> [AIM OF THE EXERCISE]:
Scan the records for the string "heading" and copy every line that holds it.

Start of DATA TO PROCESS

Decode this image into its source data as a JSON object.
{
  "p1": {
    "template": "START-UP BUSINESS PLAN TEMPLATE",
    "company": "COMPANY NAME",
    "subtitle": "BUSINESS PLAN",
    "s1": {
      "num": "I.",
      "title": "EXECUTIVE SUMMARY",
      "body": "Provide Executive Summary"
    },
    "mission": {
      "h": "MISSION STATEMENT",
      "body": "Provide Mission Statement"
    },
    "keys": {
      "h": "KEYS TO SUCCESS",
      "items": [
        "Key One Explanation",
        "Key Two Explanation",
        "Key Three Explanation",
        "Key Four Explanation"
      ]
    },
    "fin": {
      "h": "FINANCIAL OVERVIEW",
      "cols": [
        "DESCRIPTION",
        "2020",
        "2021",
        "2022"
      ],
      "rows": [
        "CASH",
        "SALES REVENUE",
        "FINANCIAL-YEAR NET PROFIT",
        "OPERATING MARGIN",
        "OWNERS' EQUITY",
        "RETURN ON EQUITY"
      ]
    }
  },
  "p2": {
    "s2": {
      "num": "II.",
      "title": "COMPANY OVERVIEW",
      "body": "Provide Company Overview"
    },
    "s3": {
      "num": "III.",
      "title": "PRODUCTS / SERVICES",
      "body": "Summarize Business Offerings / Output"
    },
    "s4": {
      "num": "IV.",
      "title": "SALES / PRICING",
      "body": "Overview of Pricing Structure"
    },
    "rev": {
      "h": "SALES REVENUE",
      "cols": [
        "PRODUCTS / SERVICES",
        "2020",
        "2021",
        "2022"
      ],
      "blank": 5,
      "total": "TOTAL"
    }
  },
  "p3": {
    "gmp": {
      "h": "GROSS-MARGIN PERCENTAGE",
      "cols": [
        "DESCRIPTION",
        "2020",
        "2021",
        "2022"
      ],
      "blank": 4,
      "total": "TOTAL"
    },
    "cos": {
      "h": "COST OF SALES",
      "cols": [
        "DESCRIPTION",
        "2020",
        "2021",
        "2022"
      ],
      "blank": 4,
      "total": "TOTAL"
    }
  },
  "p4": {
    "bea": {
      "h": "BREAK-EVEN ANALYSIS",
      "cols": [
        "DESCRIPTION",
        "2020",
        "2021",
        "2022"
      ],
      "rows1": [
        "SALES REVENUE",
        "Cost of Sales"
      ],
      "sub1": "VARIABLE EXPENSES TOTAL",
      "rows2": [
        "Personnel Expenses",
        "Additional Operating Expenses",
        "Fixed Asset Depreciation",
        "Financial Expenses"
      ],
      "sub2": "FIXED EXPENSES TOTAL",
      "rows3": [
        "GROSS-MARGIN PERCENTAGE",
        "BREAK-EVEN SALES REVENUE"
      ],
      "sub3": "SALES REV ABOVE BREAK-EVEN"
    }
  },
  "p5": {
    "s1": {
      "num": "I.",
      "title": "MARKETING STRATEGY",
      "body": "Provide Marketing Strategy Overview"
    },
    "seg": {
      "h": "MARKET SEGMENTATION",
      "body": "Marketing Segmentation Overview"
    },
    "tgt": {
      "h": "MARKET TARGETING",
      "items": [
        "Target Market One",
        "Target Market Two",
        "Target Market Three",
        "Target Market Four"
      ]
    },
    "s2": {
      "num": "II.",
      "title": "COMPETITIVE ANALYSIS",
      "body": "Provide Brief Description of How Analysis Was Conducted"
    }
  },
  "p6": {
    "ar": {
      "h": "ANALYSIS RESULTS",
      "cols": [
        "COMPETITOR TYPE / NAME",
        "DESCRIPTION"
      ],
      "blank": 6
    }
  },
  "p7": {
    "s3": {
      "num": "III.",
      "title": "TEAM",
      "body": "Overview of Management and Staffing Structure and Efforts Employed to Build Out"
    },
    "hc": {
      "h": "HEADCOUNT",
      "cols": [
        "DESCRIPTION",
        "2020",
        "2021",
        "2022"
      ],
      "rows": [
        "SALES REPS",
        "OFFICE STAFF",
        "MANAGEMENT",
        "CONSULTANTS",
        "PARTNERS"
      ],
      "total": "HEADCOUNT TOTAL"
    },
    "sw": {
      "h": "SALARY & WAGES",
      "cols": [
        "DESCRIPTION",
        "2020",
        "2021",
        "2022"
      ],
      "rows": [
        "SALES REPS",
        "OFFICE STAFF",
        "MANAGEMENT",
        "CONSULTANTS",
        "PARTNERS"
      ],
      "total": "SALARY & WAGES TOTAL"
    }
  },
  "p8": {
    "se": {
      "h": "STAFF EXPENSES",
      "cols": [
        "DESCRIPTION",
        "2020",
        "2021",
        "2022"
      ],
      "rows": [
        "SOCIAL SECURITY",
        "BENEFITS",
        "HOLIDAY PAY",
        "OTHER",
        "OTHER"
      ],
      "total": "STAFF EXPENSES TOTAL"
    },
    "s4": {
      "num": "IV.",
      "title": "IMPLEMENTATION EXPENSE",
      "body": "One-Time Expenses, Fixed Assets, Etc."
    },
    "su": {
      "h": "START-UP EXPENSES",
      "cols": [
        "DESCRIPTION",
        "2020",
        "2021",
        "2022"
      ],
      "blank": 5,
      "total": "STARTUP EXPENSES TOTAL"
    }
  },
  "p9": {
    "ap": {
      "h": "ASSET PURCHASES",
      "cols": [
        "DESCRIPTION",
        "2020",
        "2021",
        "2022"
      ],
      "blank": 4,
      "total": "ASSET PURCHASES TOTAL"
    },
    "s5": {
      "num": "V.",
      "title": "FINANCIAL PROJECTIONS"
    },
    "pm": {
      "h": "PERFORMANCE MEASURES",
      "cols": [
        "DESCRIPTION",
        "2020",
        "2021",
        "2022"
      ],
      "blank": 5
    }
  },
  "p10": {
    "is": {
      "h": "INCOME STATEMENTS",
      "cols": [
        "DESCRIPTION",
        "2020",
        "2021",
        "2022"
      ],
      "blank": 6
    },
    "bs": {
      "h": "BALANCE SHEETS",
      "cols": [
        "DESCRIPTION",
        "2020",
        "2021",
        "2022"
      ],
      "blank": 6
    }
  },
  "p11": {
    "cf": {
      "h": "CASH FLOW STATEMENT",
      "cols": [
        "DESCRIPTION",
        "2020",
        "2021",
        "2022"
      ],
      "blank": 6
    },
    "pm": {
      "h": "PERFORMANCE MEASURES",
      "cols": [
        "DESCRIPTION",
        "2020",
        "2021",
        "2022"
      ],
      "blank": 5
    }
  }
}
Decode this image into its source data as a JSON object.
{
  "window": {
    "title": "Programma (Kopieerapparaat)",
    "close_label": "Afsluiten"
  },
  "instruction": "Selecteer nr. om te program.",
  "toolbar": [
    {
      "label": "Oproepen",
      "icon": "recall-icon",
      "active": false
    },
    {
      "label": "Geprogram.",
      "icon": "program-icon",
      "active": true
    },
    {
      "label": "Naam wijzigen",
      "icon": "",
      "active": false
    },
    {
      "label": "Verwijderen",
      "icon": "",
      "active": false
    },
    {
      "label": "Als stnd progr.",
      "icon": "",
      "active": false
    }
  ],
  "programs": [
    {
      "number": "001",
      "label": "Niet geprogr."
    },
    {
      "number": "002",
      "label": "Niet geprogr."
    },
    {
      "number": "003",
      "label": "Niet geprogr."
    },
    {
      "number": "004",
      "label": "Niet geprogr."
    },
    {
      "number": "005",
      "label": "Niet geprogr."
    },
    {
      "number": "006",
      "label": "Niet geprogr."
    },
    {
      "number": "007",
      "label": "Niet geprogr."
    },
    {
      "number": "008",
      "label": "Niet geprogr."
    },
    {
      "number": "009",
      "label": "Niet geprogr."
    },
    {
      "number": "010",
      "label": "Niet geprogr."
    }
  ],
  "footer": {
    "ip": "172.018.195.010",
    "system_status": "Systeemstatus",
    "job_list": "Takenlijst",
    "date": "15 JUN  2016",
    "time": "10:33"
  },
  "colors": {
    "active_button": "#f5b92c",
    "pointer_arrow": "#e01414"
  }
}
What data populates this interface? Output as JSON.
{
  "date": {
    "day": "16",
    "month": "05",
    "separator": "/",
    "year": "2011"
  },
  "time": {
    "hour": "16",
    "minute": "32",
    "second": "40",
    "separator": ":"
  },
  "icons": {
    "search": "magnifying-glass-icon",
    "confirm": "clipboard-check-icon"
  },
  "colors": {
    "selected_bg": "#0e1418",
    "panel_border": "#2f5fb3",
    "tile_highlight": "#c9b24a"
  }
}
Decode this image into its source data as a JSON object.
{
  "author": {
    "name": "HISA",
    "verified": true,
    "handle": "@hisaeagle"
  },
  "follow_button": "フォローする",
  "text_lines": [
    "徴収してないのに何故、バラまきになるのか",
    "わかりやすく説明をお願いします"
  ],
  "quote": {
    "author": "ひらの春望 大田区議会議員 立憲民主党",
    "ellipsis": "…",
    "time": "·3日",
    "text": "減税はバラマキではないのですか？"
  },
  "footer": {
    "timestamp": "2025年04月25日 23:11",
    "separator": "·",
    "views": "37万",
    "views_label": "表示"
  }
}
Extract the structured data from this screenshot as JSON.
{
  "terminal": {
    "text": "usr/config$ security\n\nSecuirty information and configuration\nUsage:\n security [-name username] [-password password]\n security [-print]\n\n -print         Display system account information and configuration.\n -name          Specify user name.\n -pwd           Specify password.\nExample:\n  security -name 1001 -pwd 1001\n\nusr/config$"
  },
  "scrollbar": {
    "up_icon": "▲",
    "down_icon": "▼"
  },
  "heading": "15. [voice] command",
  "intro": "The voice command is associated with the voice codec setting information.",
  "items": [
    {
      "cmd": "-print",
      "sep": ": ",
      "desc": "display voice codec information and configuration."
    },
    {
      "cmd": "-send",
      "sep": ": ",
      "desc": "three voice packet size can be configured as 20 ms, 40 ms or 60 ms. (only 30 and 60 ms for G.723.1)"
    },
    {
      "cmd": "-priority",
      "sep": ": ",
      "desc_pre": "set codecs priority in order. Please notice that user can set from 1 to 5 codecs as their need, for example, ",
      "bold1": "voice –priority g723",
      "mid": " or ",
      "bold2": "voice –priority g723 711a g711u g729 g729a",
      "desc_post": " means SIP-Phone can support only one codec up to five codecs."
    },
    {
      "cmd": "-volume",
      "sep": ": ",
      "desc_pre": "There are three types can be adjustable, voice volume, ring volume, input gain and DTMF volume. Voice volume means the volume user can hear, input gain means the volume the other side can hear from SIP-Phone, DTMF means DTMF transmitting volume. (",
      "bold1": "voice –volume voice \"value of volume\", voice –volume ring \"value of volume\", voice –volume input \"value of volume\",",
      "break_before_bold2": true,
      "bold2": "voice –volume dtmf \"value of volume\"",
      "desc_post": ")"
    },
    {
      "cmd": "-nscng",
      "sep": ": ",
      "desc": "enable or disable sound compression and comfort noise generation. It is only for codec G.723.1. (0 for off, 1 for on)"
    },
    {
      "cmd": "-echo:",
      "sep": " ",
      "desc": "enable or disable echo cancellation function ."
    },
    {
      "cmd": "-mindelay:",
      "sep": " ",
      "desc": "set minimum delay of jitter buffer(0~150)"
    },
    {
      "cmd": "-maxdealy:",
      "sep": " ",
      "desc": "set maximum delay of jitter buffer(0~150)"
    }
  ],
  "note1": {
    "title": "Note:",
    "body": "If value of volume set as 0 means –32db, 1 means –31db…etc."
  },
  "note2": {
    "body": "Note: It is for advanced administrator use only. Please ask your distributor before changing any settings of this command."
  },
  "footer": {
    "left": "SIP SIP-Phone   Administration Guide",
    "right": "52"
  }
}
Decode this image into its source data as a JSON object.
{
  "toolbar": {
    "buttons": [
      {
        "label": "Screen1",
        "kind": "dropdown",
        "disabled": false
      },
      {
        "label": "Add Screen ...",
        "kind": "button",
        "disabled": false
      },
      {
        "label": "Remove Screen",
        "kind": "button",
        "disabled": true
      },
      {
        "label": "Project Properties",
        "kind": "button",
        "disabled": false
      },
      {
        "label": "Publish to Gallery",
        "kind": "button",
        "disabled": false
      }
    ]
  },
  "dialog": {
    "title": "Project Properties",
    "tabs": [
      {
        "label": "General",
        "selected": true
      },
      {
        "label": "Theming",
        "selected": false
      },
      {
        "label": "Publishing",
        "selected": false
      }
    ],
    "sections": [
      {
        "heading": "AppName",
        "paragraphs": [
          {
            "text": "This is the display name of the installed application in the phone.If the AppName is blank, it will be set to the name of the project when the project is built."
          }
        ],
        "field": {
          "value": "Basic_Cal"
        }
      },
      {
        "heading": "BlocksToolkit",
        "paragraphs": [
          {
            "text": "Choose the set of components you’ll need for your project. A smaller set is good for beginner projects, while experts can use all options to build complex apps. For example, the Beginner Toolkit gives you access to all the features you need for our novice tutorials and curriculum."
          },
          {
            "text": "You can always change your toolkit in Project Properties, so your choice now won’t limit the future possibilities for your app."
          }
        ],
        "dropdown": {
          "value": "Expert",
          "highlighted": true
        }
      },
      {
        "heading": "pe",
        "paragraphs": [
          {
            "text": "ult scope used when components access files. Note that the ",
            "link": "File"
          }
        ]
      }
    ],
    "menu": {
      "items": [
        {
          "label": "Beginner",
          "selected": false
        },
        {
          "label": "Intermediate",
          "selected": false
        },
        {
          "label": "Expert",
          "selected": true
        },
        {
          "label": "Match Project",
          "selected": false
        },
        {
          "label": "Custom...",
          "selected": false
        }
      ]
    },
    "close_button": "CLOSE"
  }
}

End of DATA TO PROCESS

> [RESULT OF THIS TASK]:
  "heading": "15. [voice] command",
        "heading": "AppName",
        "heading": "BlocksToolkit",
        "heading": "pe",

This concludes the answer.